- The Making of Jacobean Culture: James I and the Renegotiation of Elizabethan Literary Practice (review)
- Australian and New Zealand Association of Medieval and Early Modern Studies (Inc.)
- Volume 18, Number 2, January 2001
- pp. 208-211
- View Citation
- Additional Information

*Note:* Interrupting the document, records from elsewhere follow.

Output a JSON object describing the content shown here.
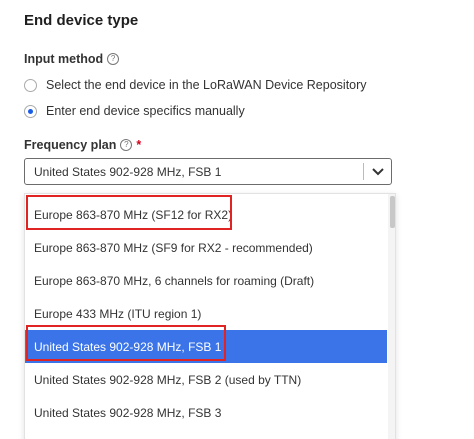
{
  "section": {
    "title": "End device type"
  },
  "input_method": {
    "label": "Input method",
    "help_icon": "help-circle-icon",
    "options": [
      {
        "label": "Select the end device in the LoRaWAN Device Repository",
        "checked": false
      },
      {
        "label": "Enter end device specifics manually",
        "checked": true
      }
    ]
  },
  "frequency_plan": {
    "label": "Frequency plan",
    "help_icon": "help-circle-icon",
    "required_mark": "*",
    "selected_value": "United States 902-928 MHz, FSB 1",
    "chevron_icon": "chevron-down-icon",
    "options": [
      "Europe 863-870 MHz (SF12 for RX2)",
      "Europe 863-870 MHz (SF9 for RX2 - recommended)",
      "Europe 863-870 MHz, 6 channels for roaming (Draft)",
      "Europe 433 MHz (ITU region 1)",
      "United States 902-928 MHz, FSB 1",
      "United States 902-928 MHz, FSB 2 (used by TTN)",
      "United States 902-928 MHz, FSB 3"
    ],
    "highlighted_index": 4
  },
  "colors": {
    "accent": "#3a74e8",
    "annotation": "#e02424",
    "required": "#d0021b"
  }
}
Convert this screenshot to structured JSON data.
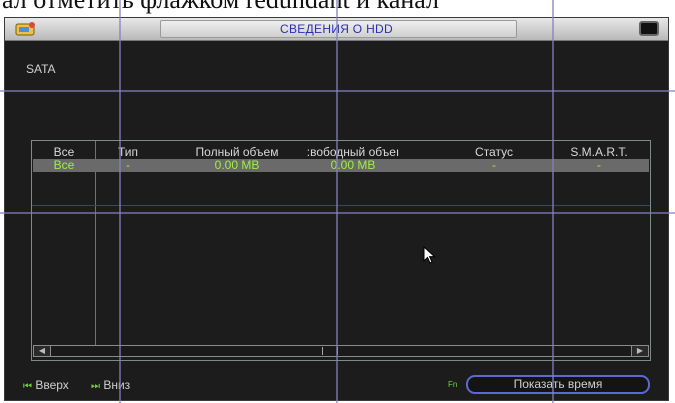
{
  "document": {
    "line_above": "ал отметить флажком redundant и канал"
  },
  "window": {
    "title": "СВЕДЕНИЯ О HDD"
  },
  "device_label": "SATA",
  "table": {
    "columns": [
      "Все",
      "Тип",
      "Полный объем",
      ":вободный объеı",
      "Статус",
      "S.M.A.R.T."
    ],
    "rows": [
      [
        "Все",
        "-",
        "0.00 MB",
        "0.00 MB",
        "-",
        "-"
      ]
    ]
  },
  "footer": {
    "up_label": "Вверх",
    "down_label": "Вниз",
    "fn_label": "Fn",
    "show_time_label": "Показать время"
  },
  "colors": {
    "accent_green": "#9cf23e",
    "title_text": "#2a2fb0",
    "button_border": "#5a6ad0"
  },
  "icons": {
    "up": "skip-back-icon",
    "down": "skip-forward-icon",
    "scroll_left": "arrow-left-icon",
    "scroll_right": "arrow-right-icon"
  }
}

208 Reviews the policies whose effects the towns were seeking to reduce or escape. By the mid-1630s, Patterson argues, the old logic of urban patronage, which depended upon flexibility and negotiation and the power of personal connections to make a difference, seemed increasingly strained. This is an elegantly written, cogently argued and beautifully produced book. Its thick evidential base is reflected in a useful appendix which lists the high stewards of some 54 boroughs and compendious end-notes which will undoubtedly invite mining by other scholars. Although it constitutes neither the first nor the last word on the subject of urban patronage in early modem England, this book offers much that will be of interest to many readers of this journal and represents an excellent, even essential, point of reference in the field. Paul E. J. Hammer Department ofHistory University ofAdelaide Perry, Curtis, The Making ofJacobean Culture: James I and the Renegotiation of Elizabethan Literary Practice, Cambridge, Cambridge University Press, 1997; cloth; pp. xiv, 281; 4 b/w illustrations; R R P AUS$95. Both new historicism (using post-structuralism and Foucault as its basis) cultural materialism (centred most notably on the work of Raymond Williams amongst others), have dominated debates in Renaissance studies over the past decade. However, hindsight has seen many working in thisfieldrevise their views on the old and the new from a more pragmatic stance. Couched between the old and new, Perry's book is another example of an alternate 'revisionist' position. Perry states that he sees 'this book as part of an ongoing movement in Renaissance studies towards the reconsolidation of the considerable advances of new historicism with old historical narratives of individual agency ... and cause and effect' (p. 6). Perry's text focuses on thefirstdecade of James's reign to draw conclusions about the 'relationships between king and culture, literature and authority' (preface) during the Jacobean reign in general. His aim is to examine the negotiations that resulted in a transition from the Elizabethan to the Jacobean period providing evidence in the form of a series of case studies. It is this fascinating re-evaluation that makes Perry's book both innovative and informative and at the same time frustrating. Reviews 209 Perry's introduction shows a most impressive synthesis of the competing theoretical arguments and a cogent discussion of his position in relation to them. Indeed, it is in his discussion of his slant on existing theoretical positions in Renaissance studies and in the early chapters of his work that the book most excels. Excluding the introduction and epilogue, the body of the book is divided into three sections, each section comprising a pair of chapters. As Perry states, 'this book attempts throughout to locate the individual representational choices of canonical and non-canonical writers with a wide variety of backgrounds, interests, and agendas within and against larger cultural paradigms and trajectories' (p. 8). Chapters One and T w o are impressive and convincingly examine the 'generic renegotiation' of the 'Panegyric and the poet-king', as well as the 'Pastoral negotiations in early Jacobean England' (pp. vii, 10). The second section comprising Chapters Three and Four, examines the ways in which 'early Jacobean drama staged and commented on key issues of the new reign', by discussing the 'Theatre of Counsel', and 'kingship, gender and bounty in King Lear and Macbeth' (pp. vii, viii, 10). Parts of this section are less convincing. The third part ofthe book is the least impressive. Chapters Five and Six 'attempt to address more interdisciplinary questions, looking at ways in which literary representation shapes and is shaped by political history' (p. 11). These chapters lack conviction due to a lack of space and depth in the discussion of the Elizabethan legacy in Jacobean London and the implications for the citizens (really a book in its ownright).The Epilogue, which takes as its centrepiece for discussion Ben Jonson's Bartholomew Fair (1614), challenges 'the hypostatizations ofpower so c o m m o n in recent historicist criticism', and attempts to redress the shortfall between 'ideas of authority and its practical limitations and circulations' (p. 12). Perry's conclusion is that the canonical and non-canonical texts 'depicted James as...